AmerisourceBergen's new CEO, Steven Collis, got to deliver good news in his first earnings announcement. The Valley Forge-based wholesale drug distributor squeezed out a 2.9 percent rise in revenue to $20.2B for its Q3. Net income of $184.4M, or 66 cents per share, increased by 13 percent.
The cavalcade of earnings reports marches by on this Wednesday.
Valley Forge's UGI - both an natural gas utility and propane distributor - started off with a net loss of $7.2M, or 6 cents per share, for its 3d qtr. compared with net income of $3.4M, or 3 cents per share. Blame goes to "extraordinarily warm spring weather in Europe," according to CEO Lon Greenberg.
Also out is Teleflex, the Limerick-based medical device company. Sales were up 9.2 percent to $391M during Q2. However, net income of $34.1M, or 83 cents per share, was down by nearly half from $60.1M, or $1.51 per share, last year.
Novira Therapeutics Inc., a Radnor drug discovery firm, has raised a total of $2.5 million in seed financing, thanks to the participation of three of the Philadelphia region's angel investor groups.
Delaware Crossing Investor Group, the Mid-Atlantic Angel Group Fund II and Robin Hood Ventures led the financing for the virtual company, which is developing compounds to treat viral diseases, such as Hepatitis B and HIV.
Novira's first outside investment came in 2009 from BioAdvance, the "life-sciences greenhouse" in Philadelphia that received funding from Pennsylvania's share of the national tobacco litigtation settlement. In all, BioAdvance has invested about $1.3 million in the start-up.
Raise your hand if you thought Chrysler would be conducting an IPO after the U.S. and Canadian governments sold off their last holdings in the automaker,
Me too. But now comes word via Reuters that Fiat may be trying to buy the 41.5 percent stake in Chrysler held by the United Auto Workers.
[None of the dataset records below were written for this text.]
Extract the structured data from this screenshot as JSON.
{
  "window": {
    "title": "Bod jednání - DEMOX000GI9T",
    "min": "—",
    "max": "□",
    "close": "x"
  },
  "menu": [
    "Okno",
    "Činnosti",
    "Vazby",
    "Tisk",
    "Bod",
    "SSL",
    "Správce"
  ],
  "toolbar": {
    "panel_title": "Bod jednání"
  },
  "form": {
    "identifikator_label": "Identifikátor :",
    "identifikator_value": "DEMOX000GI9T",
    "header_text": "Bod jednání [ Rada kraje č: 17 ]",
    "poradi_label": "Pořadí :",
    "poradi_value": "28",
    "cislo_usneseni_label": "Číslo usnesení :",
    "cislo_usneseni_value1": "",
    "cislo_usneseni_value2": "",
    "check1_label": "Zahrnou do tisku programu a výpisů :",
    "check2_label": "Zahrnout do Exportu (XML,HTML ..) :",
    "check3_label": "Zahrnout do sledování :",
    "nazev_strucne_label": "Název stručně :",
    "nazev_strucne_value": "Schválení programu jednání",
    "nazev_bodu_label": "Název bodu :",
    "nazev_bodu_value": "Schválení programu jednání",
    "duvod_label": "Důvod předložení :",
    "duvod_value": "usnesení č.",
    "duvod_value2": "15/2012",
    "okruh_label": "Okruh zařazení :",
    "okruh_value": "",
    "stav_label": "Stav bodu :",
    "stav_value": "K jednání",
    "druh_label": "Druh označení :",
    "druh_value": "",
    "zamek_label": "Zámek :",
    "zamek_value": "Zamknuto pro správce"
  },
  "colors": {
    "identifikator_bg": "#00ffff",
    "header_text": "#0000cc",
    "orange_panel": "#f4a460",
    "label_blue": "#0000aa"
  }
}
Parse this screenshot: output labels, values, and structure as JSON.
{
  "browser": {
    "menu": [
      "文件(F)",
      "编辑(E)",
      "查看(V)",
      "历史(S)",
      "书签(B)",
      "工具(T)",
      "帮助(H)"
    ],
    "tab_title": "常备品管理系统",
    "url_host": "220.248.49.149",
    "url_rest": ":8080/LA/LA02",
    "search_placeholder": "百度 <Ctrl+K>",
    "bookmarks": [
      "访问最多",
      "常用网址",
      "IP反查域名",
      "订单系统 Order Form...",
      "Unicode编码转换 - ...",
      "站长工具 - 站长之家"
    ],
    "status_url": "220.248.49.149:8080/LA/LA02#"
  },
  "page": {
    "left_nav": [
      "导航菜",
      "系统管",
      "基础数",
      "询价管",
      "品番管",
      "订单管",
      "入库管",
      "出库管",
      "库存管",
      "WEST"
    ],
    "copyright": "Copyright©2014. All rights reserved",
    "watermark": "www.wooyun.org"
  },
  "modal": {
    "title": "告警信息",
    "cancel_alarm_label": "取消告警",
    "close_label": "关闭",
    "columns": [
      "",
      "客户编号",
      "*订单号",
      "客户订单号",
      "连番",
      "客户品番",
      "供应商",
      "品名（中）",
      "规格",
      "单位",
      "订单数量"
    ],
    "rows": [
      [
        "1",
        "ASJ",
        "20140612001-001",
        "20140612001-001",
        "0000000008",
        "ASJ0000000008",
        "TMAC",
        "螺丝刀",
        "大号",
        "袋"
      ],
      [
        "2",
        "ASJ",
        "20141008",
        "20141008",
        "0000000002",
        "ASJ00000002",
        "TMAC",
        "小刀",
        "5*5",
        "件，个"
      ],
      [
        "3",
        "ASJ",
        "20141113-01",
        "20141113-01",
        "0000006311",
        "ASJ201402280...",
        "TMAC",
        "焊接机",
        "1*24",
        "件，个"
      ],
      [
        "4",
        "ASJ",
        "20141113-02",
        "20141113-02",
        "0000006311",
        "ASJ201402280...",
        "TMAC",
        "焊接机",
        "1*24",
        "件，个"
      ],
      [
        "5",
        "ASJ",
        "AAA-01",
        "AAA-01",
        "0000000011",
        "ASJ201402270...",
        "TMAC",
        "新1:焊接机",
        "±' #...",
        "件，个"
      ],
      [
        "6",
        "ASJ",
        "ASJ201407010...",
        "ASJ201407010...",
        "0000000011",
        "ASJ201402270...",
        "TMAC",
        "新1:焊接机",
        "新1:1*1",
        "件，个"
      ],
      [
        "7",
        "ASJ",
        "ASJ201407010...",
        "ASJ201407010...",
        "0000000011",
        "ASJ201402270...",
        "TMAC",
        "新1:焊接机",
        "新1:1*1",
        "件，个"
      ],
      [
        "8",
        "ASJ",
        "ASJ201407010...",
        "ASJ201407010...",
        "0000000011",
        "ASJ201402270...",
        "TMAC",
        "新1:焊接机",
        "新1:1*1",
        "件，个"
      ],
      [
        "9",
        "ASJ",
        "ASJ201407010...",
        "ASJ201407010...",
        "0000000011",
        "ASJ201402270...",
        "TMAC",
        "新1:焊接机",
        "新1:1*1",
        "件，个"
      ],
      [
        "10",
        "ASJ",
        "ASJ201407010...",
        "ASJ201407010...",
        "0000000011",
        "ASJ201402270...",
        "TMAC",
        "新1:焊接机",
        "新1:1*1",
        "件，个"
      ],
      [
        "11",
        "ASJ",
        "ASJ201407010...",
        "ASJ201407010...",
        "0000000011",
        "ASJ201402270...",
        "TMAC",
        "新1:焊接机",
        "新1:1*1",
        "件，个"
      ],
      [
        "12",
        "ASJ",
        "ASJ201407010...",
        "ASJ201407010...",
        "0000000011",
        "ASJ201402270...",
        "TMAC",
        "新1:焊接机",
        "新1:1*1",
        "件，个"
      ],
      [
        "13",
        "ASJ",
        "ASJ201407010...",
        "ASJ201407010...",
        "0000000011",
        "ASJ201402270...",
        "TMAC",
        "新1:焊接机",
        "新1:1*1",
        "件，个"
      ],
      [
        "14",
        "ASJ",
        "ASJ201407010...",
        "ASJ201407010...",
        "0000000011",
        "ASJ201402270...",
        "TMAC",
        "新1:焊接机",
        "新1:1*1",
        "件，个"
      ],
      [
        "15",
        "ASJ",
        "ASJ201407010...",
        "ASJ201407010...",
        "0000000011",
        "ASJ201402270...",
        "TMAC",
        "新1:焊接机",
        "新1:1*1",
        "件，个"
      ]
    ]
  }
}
Apparently, that's a move that might prompt ratings agencies to downgrade Fiat's debt. Chrysler is expected to announced its Q2 financial results Tuesday.
In earnings news of Phila-area companies, Dorman Products reported higher sales and profits for its second quarter. The Colmar-based supplier of aftermarket auto parts said revenues for the quarter ended June 25 rose 14 percent to $132M from $115M a year ago. Net income was up 11 percent to $12.7M, or 70 cents per share.
The only story anyone's talking about is the lack of agreement in Washington on raising the debt ceiling.
So the U.S. stock market looks like it will open lower, based on trading in the futures markets.
To me, what's distressing is how little policymakers seem to have learned from the financial crisis and the consequences (intended or otherwise) of action or inaction. OK, maybe policymakers did learn some lessons, but we seem to be trapped in a vicious circle of point/counterpoint as we near the Aug. 2 deadline for lifting the $14 trillion limit on debt.
All you have to do is mention Google or Apple to excite investors these days.
When King of Prussia's InterDigital said earlier in the week that it had retained investment bankers to consider various alternatives, including a possible sale, the stock price of the mobile-phone technology company naturally spiked.
Following InterDigital's Tuesday announcement, its shares climbed 28 percent, or $11.75, to $53.26.